══ Input ══

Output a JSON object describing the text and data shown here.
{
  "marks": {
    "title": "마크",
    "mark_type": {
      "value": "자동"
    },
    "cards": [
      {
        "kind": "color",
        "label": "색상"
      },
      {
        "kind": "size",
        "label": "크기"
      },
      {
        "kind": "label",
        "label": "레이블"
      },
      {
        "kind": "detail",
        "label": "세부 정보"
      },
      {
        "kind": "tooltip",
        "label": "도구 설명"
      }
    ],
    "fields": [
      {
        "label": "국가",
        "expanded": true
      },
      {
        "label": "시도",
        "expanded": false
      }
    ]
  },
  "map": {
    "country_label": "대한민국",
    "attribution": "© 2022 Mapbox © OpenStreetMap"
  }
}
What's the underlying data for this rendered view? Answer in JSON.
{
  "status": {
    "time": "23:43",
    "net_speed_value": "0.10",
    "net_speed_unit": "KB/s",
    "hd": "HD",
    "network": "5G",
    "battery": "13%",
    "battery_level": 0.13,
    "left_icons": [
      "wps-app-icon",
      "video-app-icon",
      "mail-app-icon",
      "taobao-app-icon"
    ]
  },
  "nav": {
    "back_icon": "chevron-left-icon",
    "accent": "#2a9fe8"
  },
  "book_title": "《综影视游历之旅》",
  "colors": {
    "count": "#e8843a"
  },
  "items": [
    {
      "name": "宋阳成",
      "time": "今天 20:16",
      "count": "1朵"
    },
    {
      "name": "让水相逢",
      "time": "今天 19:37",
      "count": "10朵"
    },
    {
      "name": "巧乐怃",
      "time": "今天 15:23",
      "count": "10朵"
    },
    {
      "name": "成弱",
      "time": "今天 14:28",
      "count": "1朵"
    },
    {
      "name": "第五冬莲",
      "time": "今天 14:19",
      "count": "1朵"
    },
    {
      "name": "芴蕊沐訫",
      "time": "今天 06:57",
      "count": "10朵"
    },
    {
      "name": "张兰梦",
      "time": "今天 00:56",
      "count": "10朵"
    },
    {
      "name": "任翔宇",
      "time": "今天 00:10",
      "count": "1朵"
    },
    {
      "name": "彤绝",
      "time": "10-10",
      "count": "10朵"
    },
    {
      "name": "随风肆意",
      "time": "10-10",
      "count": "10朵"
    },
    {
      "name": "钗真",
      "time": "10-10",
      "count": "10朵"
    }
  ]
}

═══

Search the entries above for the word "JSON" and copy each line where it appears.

◆ **Solution to the exercise**:
Output a JSON object describing the text and data shown here.
What's the underlying data for this rendered view? Answer in JSON.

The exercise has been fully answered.